|WO1998034669A1||9 Feb 1998||13 Ago 1998||Ensovasc Ltd Inc||Composition and method for making a biodegradable drug delivery stent|
|WO1998056312A1||11 Jun 1998||17 Dic 1998||Scimed Life Systems Inc||Stents having multiple layers of biodegradable polymeric composition|
|WO2000012147A1||31 Ago 1999||9 Mar 2000||Scimed Life Systems Inc||Drug delivery device for stent|
|WO2000076557A1||15 Jun 2000||21 Dic 2000||Jomed Gmbh||Stent for neutron capture therapy and method of manufacture therefor|
|WO2003039407A2||11 Nov 2002||15 May 2003||Biocompatibles Ltd||Method for manufacturing a stent|

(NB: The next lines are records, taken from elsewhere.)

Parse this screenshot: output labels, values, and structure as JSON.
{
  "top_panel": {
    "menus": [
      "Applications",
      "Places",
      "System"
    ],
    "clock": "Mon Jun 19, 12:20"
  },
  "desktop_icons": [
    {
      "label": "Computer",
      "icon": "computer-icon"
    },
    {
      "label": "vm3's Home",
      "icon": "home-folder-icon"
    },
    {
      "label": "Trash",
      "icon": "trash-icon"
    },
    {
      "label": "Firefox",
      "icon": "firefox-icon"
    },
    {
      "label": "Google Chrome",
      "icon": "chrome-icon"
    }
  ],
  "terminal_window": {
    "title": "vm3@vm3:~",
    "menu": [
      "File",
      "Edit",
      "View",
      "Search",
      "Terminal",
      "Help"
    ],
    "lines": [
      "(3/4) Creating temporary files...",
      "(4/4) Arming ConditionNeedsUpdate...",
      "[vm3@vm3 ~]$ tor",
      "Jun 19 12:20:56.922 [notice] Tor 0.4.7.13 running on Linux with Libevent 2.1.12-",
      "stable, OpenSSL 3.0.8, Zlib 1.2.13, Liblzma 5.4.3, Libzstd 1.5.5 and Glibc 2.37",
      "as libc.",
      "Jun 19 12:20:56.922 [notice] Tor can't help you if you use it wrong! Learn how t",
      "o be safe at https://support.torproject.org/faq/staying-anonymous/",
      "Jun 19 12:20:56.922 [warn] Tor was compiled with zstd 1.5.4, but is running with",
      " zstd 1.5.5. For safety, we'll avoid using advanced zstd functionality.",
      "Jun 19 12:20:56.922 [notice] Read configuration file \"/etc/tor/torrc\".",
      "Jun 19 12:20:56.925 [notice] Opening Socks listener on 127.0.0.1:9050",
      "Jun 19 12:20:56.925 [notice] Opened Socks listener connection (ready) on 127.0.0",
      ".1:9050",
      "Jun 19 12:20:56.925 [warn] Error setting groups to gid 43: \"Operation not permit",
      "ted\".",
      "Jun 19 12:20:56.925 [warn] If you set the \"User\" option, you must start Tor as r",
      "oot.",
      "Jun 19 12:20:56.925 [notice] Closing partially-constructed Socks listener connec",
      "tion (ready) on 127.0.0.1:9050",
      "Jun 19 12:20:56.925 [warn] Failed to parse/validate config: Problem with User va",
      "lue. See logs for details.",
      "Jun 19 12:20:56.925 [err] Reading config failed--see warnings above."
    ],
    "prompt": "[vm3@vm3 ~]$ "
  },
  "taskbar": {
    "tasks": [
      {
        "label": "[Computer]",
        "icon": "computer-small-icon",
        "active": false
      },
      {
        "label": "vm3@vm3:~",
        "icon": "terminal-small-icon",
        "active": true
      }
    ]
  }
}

|1||De Schreerder et al., "Local Angiopeptin Delivery Using Coated Stents Reduces Neointimal Proliferation in Overstretched Porcine Coronary Arteries," J. Invas. Cardiol., 8:215-222 (1996).|
|2||Guzman et al., "Local Intraluminal Infusion of Biodegradable Polymeric Nanoparticles," Circulation, 94:1441-1448 (1996).|
|3||Guzman et al., "Local Intraluminal Infusion of Biodegradable Polymeric Nanoparticles," Circulation, 94:1441-1448 (1996).|
|4||International Search Report for counterpart European Application No. 05001762.3-2310 (3 pages).|
|5||Labinaz et al., "Biodegradable Stents: The Future of Interventional Cardiology?" Journal of Interventional Cardiology, 8(4):395-405 (1995).|
|6||Stack, "Local Drug Delivery: The Development of a Drug Delivery Stent," The Journal of Invasive Cardiology, 8(8):396-397 (Oct. 1996).|
|7||Topol, Textbook of Interventional Cardiology, 2(2):687-815 (1994).|
|Patente citante||Fecha de presentación||Fecha de publicación||Solicitante||Título|
|US7946019 *||6 May 2010||24 May 2011||Sorin Biomedica Cardio S.R.L.||Process for producing a stent for angioplasty|
|Clasificación de EE.UU.||29/458, 623/1.15, 427/2.24, 29/557, 623/1.46, 427/2.1|
|Clasificación internacional||A61F2/82, A61L31/16, A61F2/86, A61F2/00, A61L31/02, A61L33/02, A61L31/08, B23P25/00|
|Clasificación cooperativa||A61F2250/0025, A61L2300/42, A61F2310/00574, A61L31/16, A61L31/14, Y10T29/49885, A61L2400/18, A61F2/82, A61F2/0077, A61L2300/416, A61L31/022, A61F2250/0068, A61L33/025, Y10T29/49995, A61L31/084, A61F2/86, A61F2310/0058|
|Clasificación europea||A61F2/86, A61L31/02B, A61L31/08B2, A61L31/16, A61L31/14, A61L33/02D, A61F2/82|
|13 Nov 2008||AS||Assignment|
Owner name: SORIN BIOMEDICA CARDIO S.R.L.,ITALY
Free format text: CHANGE OF NAME;ASSIGNOR:SORIN BIOMEDICA CARDIO S.P.A.;REEL/FRAME:021824/0555
Effective date: 20041006
Owner name: SORIN BIOMEDICA CARDIO S.P.A.,ITALY
Free format text: ASSIGNMENT OF ASSIGNORS INTEREST;ASSIGNORS:CURCIO, MARIA;ROLANDO, GIOVANNI;VALLANA, FRANCO;REEL/FRAME:021827/0463
Effective date: 19980407
|26 Feb 2010||AS||Assignment|
Owner name: SORIN BIOMEDICA CARDIO S.P.A.,ITALY
Free format text: ASSIGNMENT OF ASSIGNORS INTEREST;ASSIGNORS:CURCIO, MARIA;ROLANDO, GIOVANNI;VALLANA, FRANCO;REEL/FRAME:023999/0660
Effective date: 19980407
Owner name: SORIN BIOMEDICA CARDIO S.R.L.,ITALY
Free format text: CHANGE OF NAME;ASSIGNOR:SORIN BIOMEDICA CARDIO S.P.A.;REEL/FRAME:024001/0379
Effective date: 20041006
|14 Ene 2013||AS||Assignment|
Owner name: CID S.P.A., ITALY
Free format text: ASSIGNMENT OF ASSIGNORS INTEREST;ASSIGNOR:SORIN BIOMEDICA CARDIO S.R.L.;REEL/FRAME:029620/0930
Effective date: 20120706
|20 Nov 2013||FPAY||Fee payment|
Year of fee payment: 4